Try it: Reproduce the data that follows in its entirety, character for character.

Record set:

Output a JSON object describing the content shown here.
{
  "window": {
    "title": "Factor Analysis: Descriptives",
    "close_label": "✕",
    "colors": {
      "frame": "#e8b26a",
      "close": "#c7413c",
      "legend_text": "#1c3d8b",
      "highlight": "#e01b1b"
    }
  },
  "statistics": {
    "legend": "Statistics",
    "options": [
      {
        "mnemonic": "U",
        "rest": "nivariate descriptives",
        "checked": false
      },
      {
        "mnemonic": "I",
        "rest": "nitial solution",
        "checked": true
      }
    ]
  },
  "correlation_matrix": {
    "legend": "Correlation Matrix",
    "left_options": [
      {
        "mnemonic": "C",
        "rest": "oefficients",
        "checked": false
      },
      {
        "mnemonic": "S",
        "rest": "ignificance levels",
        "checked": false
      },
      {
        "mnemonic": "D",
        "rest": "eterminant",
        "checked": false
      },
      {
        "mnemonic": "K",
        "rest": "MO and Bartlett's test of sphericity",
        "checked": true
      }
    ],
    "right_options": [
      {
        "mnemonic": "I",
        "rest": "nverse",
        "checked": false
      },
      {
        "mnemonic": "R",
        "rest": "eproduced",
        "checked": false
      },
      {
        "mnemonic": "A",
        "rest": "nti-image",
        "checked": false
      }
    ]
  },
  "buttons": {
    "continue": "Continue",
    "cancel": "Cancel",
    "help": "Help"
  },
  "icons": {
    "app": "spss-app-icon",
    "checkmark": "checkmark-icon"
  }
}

Response box:
Output a JSON object describing the content shown here.
{
  "window": {
    "title": "Factor Analysis: Descriptives",
    "close_label": "✕",
    "colors": {
      "frame": "#e8b26a",
      "close": "#c7413c",
      "legend_text": "#1c3d8b",
      "highlight": "#e01b1b"
    }
  },
  "statistics": {
    "legend": "Statistics",
    "options": [
      {
        "mnemonic": "U",
        "rest": "nivariate descriptives",
        "checked": false
      },
      {
        "mnemonic": "I",
        "rest": "nitial solution",
        "checked": true
      }
    ]
  },
  "correlation_matrix": {
    "legend": "Correlation Matrix",
    "left_options": [
      {
        "mnemonic": "C",
        "rest": "oefficients",
        "checked": false
      },
      {
        "mnemonic": "S",
        "rest": "ignificance levels",
        "checked": false
      },
      {
        "mnemonic": "D",
        "rest": "eterminant",
        "checked": false
      },
      {
        "mnemonic": "K",
        "rest": "MO and Bartlett's test of sphericity",
        "checked": true
      }
    ],
    "right_options": [
      {
        "mnemonic": "I",
        "rest": "nverse",
        "checked": false
      },
      {
        "mnemonic": "R",
        "rest": "eproduced",
        "checked": false
      },
      {
        "mnemonic": "A",
        "rest": "nti-image",
        "checked": false
      }
    ]
  },
  "buttons": {
    "continue": "Continue",
    "cancel": "Cancel",
    "help": "Help"
  },
  "icons": {
    "app": "spss-app-icon",
    "checkmark": "checkmark-icon"
  }
}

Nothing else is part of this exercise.